__TASK ITEM__. Please return the listing below exactly, without any of its pictures.

__EXTRACTED ENTRIES__.

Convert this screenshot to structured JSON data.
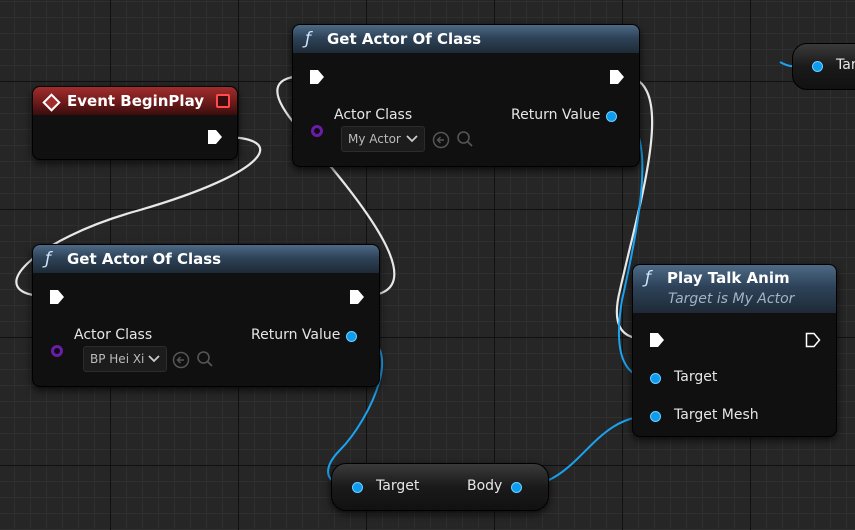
{
  "nodes": {
    "event_begin_play": {
      "title": "Event BeginPlay"
    },
    "get_actor_top": {
      "title": "Get Actor Of Class",
      "actor_class_label": "Actor Class",
      "actor_class_value": "My Actor",
      "return_label": "Return Value"
    },
    "get_actor_left": {
      "title": "Get Actor Of Class",
      "actor_class_label": "Actor Class",
      "actor_class_value": "BP Hei Xi",
      "return_label": "Return Value"
    },
    "play_talk_anim": {
      "title": "Play Talk Anim",
      "subtitle": "Target is My Actor",
      "target_label": "Target",
      "target_mesh_label": "Target Mesh"
    },
    "body_getter": {
      "target_label": "Target",
      "body_label": "Body"
    },
    "partial_right": {
      "label": "Tar"
    }
  },
  "icons": {
    "function": "function-icon",
    "event": "event-diamond-icon",
    "stop": "stop-icon",
    "use_selected": "use-selected-arrow-icon",
    "browse": "magnifier-icon"
  },
  "colors": {
    "exec_wire": "#e8e8e8",
    "data_wire": "#1aa3f0",
    "class_pin": "#6a1ea8",
    "function_header": "#2e4359",
    "event_header": "#8a2222"
  }
}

__ANSWER SECTION__.
Convert this screenshot to structured JSON data.
{
  "nodes": {
    "event_begin_play": {
      "title": "Event BeginPlay"
    },
    "get_actor_top": {
      "title": "Get Actor Of Class",
      "actor_class_label": "Actor Class",
      "actor_class_value": "My Actor",
      "return_label": "Return Value"
    },
    "get_actor_left": {
      "title": "Get Actor Of Class",
      "actor_class_label": "Actor Class",
      "actor_class_value": "BP Hei Xi",
      "return_label": "Return Value"
    },
    "play_talk_anim": {
      "title": "Play Talk Anim",
      "subtitle": "Target is My Actor",
      "target_label": "Target",
      "target_mesh_label": "Target Mesh"
    },
    "body_getter": {
      "target_label": "Target",
      "body_label": "Body"
    },
    "partial_right": {
      "label": "Tar"
    }
  },
  "icons": {
    "function": "function-icon",
    "event": "event-diamond-icon",
    "stop": "stop-icon",
    "use_selected": "use-selected-arrow-icon",
    "browse": "magnifier-icon"
  },
  "colors": {
    "exec_wire": "#e8e8e8",
    "data_wire": "#1aa3f0",
    "class_pin": "#6a1ea8",
    "function_header": "#2e4359",
    "event_header": "#8a2222"
  }
}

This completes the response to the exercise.